LO: It’s magnificent. We worked on FC2 together for a number of years. She was on the board when I was the chair but we also came up together in this world. It’s just so wonderful because everything that she does is—and it’s something we haven’t talked about as much as maybe we should have here—so deeply felt. We’ve been talking to all highfalutin theoretical stuff but man, if it doesn’t break your heart a thousand times a page, I don’t know why we’re reading it.
DN: I’ll just say, since we didn’t talk about it enough, we talked about all the different ways you’ve been experimental in this book—and I know a lot of people think that word is forbidding or it means difficult—but the novel is heartbreaking. Part of my curiosity about the transitions, how you carry us from one to another, when you do so many things that traditionally would make it hard for the reader to reconnect, is that you succeed.
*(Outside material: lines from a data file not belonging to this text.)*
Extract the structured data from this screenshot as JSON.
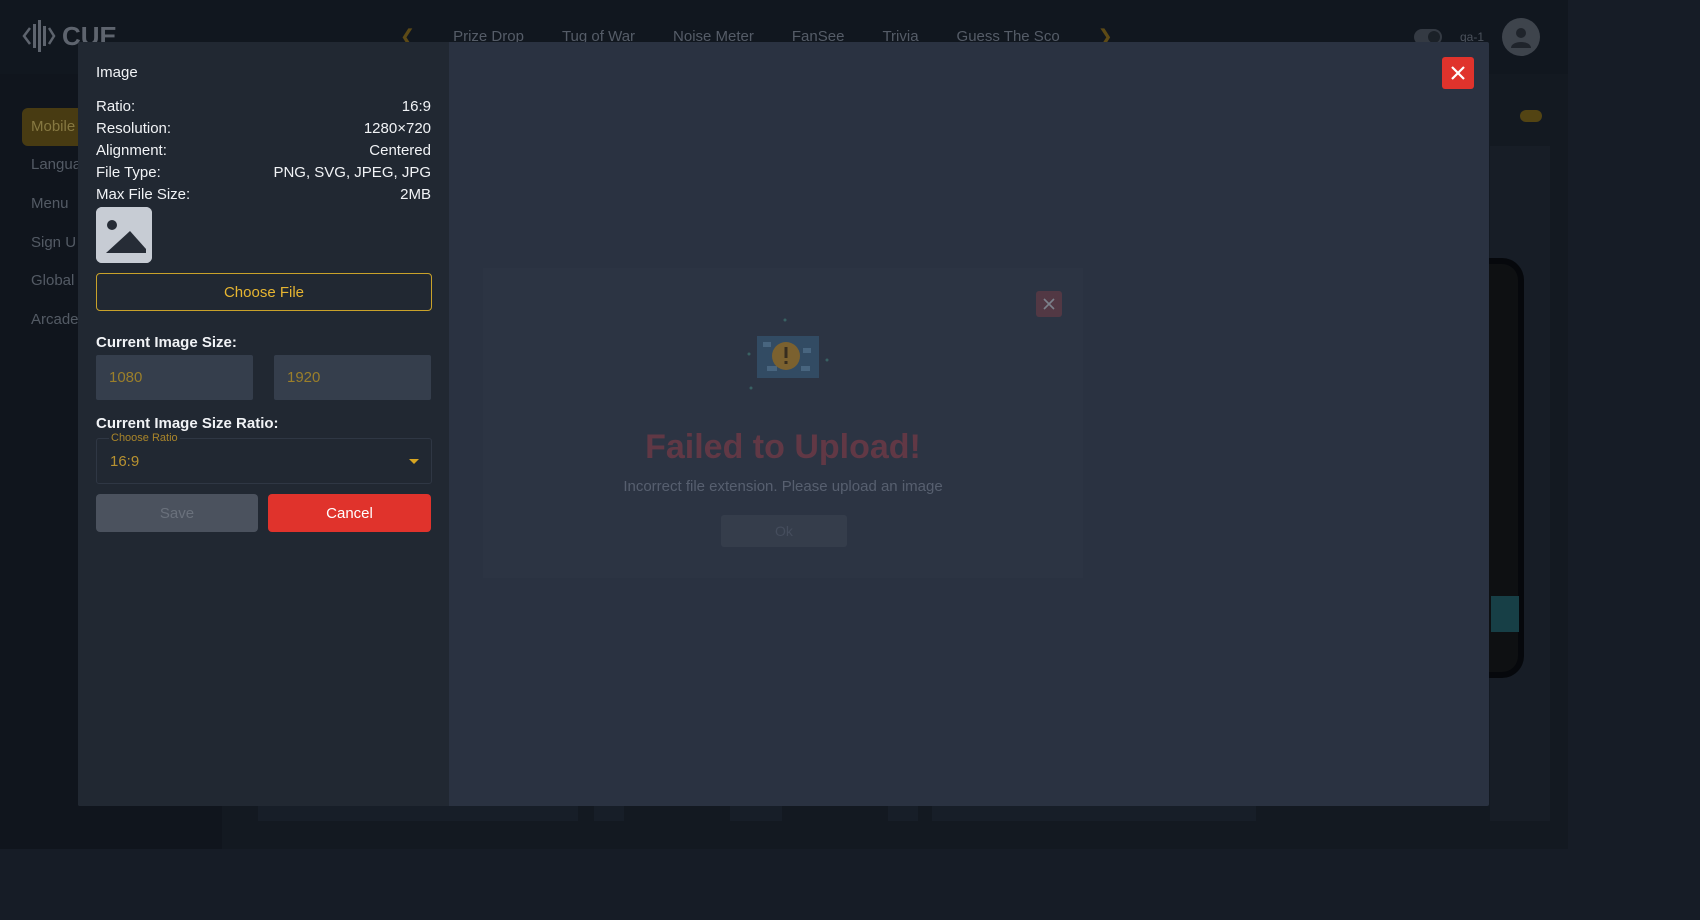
{
  "app": {
    "logo_text": "CUE",
    "nav_tabs": [
      "Prize Drop",
      "Tug of War",
      "Noise Meter",
      "FanSee",
      "Trivia",
      "Guess The Sco"
    ],
    "user_name": "qa-1"
  },
  "sidebar": {
    "items": [
      {
        "label": "Mobile"
      },
      {
        "label": "Langua"
      },
      {
        "label": "Menu"
      },
      {
        "label": "Sign U"
      },
      {
        "label": "Global"
      },
      {
        "label": "Arcade"
      }
    ]
  },
  "modal": {
    "title": "Image",
    "specs": [
      {
        "label": "Ratio:",
        "value": "16:9"
      },
      {
        "label": "Resolution:",
        "value": "1280×720"
      },
      {
        "label": "Alignment:",
        "value": "Centered"
      },
      {
        "label": "File Type:",
        "value": "PNG, SVG, JPEG, JPG"
      },
      {
        "label": "Max File Size:",
        "value": "2MB"
      }
    ],
    "choose_file_label": "Choose File",
    "current_size_label": "Current Image Size:",
    "size_inputs": {
      "height_placeholder": "1080",
      "width_placeholder": "1920"
    },
    "ratio_label": "Current Image Size Ratio:",
    "ratio_select": {
      "legend": "Choose Ratio",
      "value": "16:9"
    },
    "save_label": "Save",
    "cancel_label": "Cancel"
  },
  "error_dialog": {
    "title": "Failed to Upload!",
    "message": "Incorrect file extension. Please upload an image",
    "ok_label": "Ok"
  },
  "colors": {
    "accent": "#e6b531",
    "danger": "#e0332c",
    "modal_bg": "#2a3241",
    "pane_bg": "#212832"
  }
}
It is like a magic trick in the sense that there’s all of this formal experimentation but none of it really is at the expense of being engaged with Berlin in the moment.
LO: I think if I’ve learned anything as a writer over the years, that’s what I want to have learned. I mentioned this earlier about fiction being empathy technology and it goes back to this larger question, I don’t care about this stuff that’s just spinning wheels and saying it’s all about that in the service of trying to understand because the most incredible thing ever that humans do is have the capacity to try to connect with other humans and understand what that means at the deepest level. I’m so not any of the people in My Red Heaven, I wanted to understand other people. For me as a writer, it’s all about trying to get out of oneself and trying to connect with other consciousnesses and understand them, that would be another answer to the question of Nietzsche, Van Gogh, or Anita Berber is just how do other humans work and how do they feel the world, how do they experience experience. That’s really what I go into every morning thinking about, all these formal things are incredibly fascinating to me. I couldn’t live without them but they’re all ways of getting into this deeper idea of humanity as a collage, humanity as a polyphonic set of voices.
DN: Thank you for being on the show today, Lance. It was really great.
LO: Thank you, David. It’s just a blast talking with you.
DN: We were talking today to Lance Olsen about his latest book from Dzanc Books, My Red Heaven. You’ve been listening to Between the Covers. I’m David Naimon, your host.
DN: Today’s program was recorded at the studios of KBOO, Volunteer-Powered, Non-Commercial, Listener-Sponsored, Full-Strength Community Radio from Portland, Oregon, found at kboo.fm. More of Lance Olsen’s work can be found at lanceolsen.com. Lance also adds the reading and discussion of excerpts of writing by Joyce, by Faulkner, by Woolf, and by Carole Maso to the bonus audio archive. This joins supplemental material by Miriam Toews, Garth Greenwell, Layli Long Soldier, Richard Powers, Cristina Rivera Garza, Ted Chiang, Tommy Pico, Brandon Shimoda, and others. All this can be found at patreon.com/betweenthecovers. Finally, I’d like to thank [2:06:57] and Barbara Browning for creating the outro. Their album [2:07:02] can be found on iTunes and Barbara Browning’s Trove of ukulele covers can be found at soundcloud.com/barbarabrowning.